Items from a dataset:
____________
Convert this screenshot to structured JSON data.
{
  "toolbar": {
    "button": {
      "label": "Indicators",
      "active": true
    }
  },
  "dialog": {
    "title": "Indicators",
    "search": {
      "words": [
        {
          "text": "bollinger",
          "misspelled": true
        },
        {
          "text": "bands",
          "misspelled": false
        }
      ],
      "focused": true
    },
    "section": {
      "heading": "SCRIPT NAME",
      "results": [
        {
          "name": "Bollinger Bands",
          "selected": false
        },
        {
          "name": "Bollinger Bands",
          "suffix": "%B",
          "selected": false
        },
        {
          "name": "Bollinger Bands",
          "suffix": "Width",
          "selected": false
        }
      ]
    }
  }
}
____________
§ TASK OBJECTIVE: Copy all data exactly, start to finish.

§ EXERCISE OUTPUT:
Convert this screenshot to structured JSON data.
{
  "toolbar": {
    "button": {
      "label": "Indicators",
      "active": true
    }
  },
  "dialog": {
    "title": "Indicators",
    "search": {
      "words": [
        {
          "text": "bollinger",
          "misspelled": true
        },
        {
          "text": "bands",
          "misspelled": false
        }
      ],
      "focused": true
    },
    "section": {
      "heading": "SCRIPT NAME",
      "results": [
        {
          "name": "Bollinger Bands",
          "selected": false
        },
        {
          "name": "Bollinger Bands",
          "suffix": "%B",
          "selected": false
        },
        {
          "name": "Bollinger Bands",
          "suffix": "Width",
          "selected": false
        }
      ]
    }
  }
}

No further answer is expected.